Five Tips For Moving Families
How do I move with children?
Whether moving your family to a new state or a new neighborhood, the process can be hectic—especially with young children in tow. Preparing kids for what to expect, listening to their concerns, and adding a sense of adventure are all essential steps to suppressing kids' moving fears and keeping your stress levels at bay.
Atlas experts share these five tips for a family-friendly move:
- Time your move. Although circumstances often dictate the date of a move, try to time the process so that it occurs at a calm period in kids' lives. While school schedules make the most obvious difference, milestones in kids' lives like sleeping transitions or potty training should also be taken into account.
- Keep the lines of communication open. Even toddlers understand family circumstances more than parents realize. Acknowledge that a move will inevitably induce fear in kids. Involve them in the conversation; that way, you're more quickly able to answer questions and avoid mood swings or temper tantrums.
- Keep enthusiasm levels high and make it an adventure. Show kids pictures of their new house, school and neighborhood ahead of time. By describing room décor and key points like a bigger backyard and the activities offered by the new community, an unfamiliar environment becomes a place to look forward to rather than fear. Anyone who moved as a child remembers the extra trips to fast food restaurants, getting to swim in a hotel pool, or sleeping in forts. To keep kids' spirits high though the upheaval of a move, capitalize on these unexpected thrills.
- Label boxes clearly. In addition to staying as organized as possible with room-by-room labeled boxes, always set aside one toy that your child has to play with "right now" and do your best to know where to find things after the big move. By including specific details about the contents of a box while labeling, necessities are easy to find and at the forefront of the unpacking list.

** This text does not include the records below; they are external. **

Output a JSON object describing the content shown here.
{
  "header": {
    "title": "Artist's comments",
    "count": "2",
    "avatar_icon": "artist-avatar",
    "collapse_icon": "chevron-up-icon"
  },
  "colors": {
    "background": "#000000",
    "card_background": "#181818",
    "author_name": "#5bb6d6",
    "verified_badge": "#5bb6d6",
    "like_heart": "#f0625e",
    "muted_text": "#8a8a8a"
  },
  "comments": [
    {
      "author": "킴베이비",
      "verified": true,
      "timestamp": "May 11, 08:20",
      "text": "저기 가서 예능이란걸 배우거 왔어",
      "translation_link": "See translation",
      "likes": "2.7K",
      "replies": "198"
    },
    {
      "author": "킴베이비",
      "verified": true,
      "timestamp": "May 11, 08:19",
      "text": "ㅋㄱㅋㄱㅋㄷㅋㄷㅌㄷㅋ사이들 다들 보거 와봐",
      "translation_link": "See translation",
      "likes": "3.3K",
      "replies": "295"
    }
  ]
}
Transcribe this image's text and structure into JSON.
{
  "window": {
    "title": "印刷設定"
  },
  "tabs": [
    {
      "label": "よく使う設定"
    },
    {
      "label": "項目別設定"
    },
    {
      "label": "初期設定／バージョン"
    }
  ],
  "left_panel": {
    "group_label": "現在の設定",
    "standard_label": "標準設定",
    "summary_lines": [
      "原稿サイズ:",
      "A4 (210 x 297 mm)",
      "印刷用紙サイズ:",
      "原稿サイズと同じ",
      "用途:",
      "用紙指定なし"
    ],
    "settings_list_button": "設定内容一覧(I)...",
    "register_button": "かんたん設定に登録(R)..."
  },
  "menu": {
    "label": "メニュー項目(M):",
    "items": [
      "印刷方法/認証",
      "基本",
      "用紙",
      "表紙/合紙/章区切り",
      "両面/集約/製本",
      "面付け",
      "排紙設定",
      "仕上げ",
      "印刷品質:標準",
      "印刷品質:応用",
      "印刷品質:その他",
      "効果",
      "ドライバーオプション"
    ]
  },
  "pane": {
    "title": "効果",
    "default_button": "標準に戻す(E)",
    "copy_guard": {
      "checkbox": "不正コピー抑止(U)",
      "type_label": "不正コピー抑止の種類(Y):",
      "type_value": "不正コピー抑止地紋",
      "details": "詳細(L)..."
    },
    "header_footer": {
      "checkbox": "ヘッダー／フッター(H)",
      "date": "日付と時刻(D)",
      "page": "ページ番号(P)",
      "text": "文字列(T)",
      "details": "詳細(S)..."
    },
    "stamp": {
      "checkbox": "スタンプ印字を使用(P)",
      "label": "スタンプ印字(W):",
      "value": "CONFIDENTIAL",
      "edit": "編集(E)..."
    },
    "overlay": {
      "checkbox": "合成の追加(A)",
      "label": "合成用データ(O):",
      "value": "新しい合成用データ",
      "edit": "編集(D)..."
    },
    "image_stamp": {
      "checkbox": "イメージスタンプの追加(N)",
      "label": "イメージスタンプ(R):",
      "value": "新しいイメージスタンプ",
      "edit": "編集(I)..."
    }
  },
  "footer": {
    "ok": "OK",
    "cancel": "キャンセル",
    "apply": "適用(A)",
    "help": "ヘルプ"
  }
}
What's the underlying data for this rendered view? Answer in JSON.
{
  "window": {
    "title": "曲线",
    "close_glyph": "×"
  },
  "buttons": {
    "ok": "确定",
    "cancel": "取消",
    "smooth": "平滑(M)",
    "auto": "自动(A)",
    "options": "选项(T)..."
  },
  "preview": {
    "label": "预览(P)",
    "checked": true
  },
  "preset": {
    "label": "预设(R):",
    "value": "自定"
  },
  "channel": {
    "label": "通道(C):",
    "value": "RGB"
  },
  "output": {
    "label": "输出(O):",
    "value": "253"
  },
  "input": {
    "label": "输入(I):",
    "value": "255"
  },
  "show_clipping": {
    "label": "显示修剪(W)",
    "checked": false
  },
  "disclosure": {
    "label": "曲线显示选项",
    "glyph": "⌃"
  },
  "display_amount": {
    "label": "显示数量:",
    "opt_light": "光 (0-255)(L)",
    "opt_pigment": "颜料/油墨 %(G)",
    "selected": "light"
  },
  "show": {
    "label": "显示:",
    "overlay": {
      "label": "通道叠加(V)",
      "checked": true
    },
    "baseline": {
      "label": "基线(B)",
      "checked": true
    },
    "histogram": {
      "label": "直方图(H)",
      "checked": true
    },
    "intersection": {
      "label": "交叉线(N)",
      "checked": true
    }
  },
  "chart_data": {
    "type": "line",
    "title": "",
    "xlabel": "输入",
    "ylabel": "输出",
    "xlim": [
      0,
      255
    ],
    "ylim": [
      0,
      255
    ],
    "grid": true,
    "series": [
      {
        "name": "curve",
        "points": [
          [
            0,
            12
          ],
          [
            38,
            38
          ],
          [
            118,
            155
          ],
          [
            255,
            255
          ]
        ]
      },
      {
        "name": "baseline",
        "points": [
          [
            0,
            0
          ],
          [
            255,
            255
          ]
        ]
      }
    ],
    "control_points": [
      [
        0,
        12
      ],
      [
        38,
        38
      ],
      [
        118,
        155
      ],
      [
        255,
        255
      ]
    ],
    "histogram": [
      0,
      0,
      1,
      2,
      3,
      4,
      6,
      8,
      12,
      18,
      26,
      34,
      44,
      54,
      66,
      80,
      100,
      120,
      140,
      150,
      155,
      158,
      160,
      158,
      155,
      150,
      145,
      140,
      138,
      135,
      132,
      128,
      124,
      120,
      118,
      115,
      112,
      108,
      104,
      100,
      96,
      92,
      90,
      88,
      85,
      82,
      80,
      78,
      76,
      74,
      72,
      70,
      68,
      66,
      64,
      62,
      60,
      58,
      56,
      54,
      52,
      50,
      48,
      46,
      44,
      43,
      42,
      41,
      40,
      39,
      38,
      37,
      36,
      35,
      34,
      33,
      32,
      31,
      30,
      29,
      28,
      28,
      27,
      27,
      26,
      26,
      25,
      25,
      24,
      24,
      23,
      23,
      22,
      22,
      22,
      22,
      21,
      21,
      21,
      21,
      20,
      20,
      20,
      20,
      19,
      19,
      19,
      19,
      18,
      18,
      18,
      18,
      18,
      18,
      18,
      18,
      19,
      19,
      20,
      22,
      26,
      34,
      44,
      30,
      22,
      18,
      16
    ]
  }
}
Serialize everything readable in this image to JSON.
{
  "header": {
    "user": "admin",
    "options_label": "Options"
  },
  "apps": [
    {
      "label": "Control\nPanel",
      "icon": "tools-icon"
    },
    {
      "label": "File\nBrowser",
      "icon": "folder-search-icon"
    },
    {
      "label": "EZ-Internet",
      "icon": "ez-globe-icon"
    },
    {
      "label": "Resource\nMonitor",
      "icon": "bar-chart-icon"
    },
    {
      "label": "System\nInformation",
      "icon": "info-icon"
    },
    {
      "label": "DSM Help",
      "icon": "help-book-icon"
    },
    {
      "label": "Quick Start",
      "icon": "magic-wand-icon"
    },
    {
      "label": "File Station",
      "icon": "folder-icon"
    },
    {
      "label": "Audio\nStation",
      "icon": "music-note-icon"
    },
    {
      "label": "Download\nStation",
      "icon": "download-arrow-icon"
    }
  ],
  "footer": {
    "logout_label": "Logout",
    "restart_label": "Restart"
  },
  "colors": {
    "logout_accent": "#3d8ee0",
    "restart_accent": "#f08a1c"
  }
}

- When in doubt, call in the troops. Turning to outside help to provide alternate entertainment is oftentimes essential. If family or friends are available and willing, use them—you're likely to accomplish much more if you can find a few kid-free hours or add a few helpers to the mix.